WHAT IS EXPECTED: A word-for-word copy of the whole listing is required.

MATERIAL PROVIDED:
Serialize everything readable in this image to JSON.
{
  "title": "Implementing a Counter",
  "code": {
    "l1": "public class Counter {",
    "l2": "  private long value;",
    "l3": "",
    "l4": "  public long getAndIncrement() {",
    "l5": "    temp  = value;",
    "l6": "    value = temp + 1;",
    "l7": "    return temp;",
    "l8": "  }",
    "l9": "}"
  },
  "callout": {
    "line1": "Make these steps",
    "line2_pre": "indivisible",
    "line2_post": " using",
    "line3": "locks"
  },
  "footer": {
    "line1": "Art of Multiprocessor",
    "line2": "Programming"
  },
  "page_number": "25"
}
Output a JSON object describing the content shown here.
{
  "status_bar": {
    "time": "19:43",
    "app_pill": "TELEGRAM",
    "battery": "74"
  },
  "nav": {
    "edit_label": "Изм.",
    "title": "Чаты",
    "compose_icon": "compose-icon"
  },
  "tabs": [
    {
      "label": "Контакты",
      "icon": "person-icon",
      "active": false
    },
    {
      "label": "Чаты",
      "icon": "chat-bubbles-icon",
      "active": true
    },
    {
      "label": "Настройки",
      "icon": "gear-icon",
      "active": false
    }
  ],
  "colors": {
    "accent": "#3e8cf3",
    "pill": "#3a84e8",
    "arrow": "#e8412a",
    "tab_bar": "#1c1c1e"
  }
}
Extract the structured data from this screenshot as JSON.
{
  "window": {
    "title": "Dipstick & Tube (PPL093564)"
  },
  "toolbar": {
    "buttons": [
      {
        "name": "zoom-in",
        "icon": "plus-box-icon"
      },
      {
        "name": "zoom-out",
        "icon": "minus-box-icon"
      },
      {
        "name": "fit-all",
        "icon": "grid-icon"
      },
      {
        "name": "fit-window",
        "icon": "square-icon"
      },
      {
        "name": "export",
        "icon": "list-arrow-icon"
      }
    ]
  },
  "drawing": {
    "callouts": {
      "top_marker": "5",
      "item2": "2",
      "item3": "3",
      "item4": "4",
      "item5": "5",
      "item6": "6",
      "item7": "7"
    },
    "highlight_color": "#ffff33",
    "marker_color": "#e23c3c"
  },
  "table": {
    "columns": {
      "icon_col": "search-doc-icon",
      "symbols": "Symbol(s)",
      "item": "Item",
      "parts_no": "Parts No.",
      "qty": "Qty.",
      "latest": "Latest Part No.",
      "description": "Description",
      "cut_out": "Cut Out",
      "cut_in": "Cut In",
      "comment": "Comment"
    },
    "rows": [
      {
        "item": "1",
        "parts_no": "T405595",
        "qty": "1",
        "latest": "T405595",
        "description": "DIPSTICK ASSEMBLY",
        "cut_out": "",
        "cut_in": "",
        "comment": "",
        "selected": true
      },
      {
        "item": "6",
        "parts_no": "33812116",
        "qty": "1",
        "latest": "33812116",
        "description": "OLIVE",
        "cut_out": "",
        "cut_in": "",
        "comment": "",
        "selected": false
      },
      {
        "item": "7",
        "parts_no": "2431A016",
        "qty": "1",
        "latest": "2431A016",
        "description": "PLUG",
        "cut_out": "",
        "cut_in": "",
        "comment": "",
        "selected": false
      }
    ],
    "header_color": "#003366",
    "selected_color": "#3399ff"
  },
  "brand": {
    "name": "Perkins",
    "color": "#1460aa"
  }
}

TASK ANSWER:
Serialize everything readable in this image to JSON.
{
  "title": "Implementing a Counter",
  "code": {
    "l1": "public class Counter {",
    "l2": "  private long value;",
    "l3": "",
    "l4": "  public long getAndIncrement() {",
    "l5": "    temp  = value;",
    "l6": "    value = temp + 1;",
    "l7": "    return temp;",
    "l8": "  }",
    "l9": "}"
  },
  "callout": {
    "line1": "Make these steps",
    "line2_pre": "indivisible",
    "line2_post": " using",
    "line3": "locks"
  },
  "footer": {
    "line1": "Art of Multiprocessor",
    "line2": "Programming"
  },
  "page_number": "25"
}
Output a JSON object describing the content shown here.
{
  "status_bar": {
    "time": "19:43",
    "app_pill": "TELEGRAM",
    "battery": "74"
  },
  "nav": {
    "edit_label": "Изм.",
    "title": "Чаты",
    "compose_icon": "compose-icon"
  },
  "tabs": [
    {
      "label": "Контакты",
      "icon": "person-icon",
      "active": false
    },
    {
      "label": "Чаты",
      "icon": "chat-bubbles-icon",
      "active": true
    },
    {
      "label": "Настройки",
      "icon": "gear-icon",
      "active": false
    }
  ],
  "colors": {
    "accent": "#3e8cf3",
    "pill": "#3a84e8",
    "arrow": "#e8412a",
    "tab_bar": "#1c1c1e"
  }
}
Extract the structured data from this screenshot as JSON.
{
  "window": {
    "title": "Dipstick & Tube (PPL093564)"
  },
  "toolbar": {
    "buttons": [
      {
        "name": "zoom-in",
        "icon": "plus-box-icon"
      },
      {
        "name": "zoom-out",
        "icon": "minus-box-icon"
      },
      {
        "name": "fit-all",
        "icon": "grid-icon"
      },
      {
        "name": "fit-window",
        "icon": "square-icon"
      },
      {
        "name": "export",
        "icon": "list-arrow-icon"
      }
    ]
  },
  "drawing": {
    "callouts": {
      "top_marker": "5",
      "item2": "2",
      "item3": "3",
      "item4": "4",
      "item5": "5",
      "item6": "6",
      "item7": "7"
    },
    "highlight_color": "#ffff33",
    "marker_color": "#e23c3c"
  },
  "table": {
    "columns": {
      "icon_col": "search-doc-icon",
      "symbols": "Symbol(s)",
      "item": "Item",
      "parts_no": "Parts No.",
      "qty": "Qty.",
      "latest": "Latest Part No.",
      "description": "Description",
      "cut_out": "Cut Out",
      "cut_in": "Cut In",
      "comment": "Comment"
    },
    "rows": [
      {
        "item": "1",
        "parts_no": "T405595",
        "qty": "1",
        "latest": "T405595",
        "description": "DIPSTICK ASSEMBLY",
        "cut_out": "",
        "cut_in": "",
        "comment": "",
        "selected": true
      },
      {
        "item": "6",
        "parts_no": "33812116",
        "qty": "1",
        "latest": "33812116",
        "description": "OLIVE",
        "cut_out": "",
        "cut_in": "",
        "comment": "",
        "selected": false
      },
      {
        "item": "7",
        "parts_no": "2431A016",
        "qty": "1",
        "latest": "2431A016",
        "description": "PLUG",
        "cut_out": "",
        "cut_in": "",
        "comment": "",
        "selected": false
      }
    ],
    "header_color": "#003366",
    "selected_color": "#3399ff"
  },
  "brand": {
    "name": "Perkins",
    "color": "#1460aa"
  }
}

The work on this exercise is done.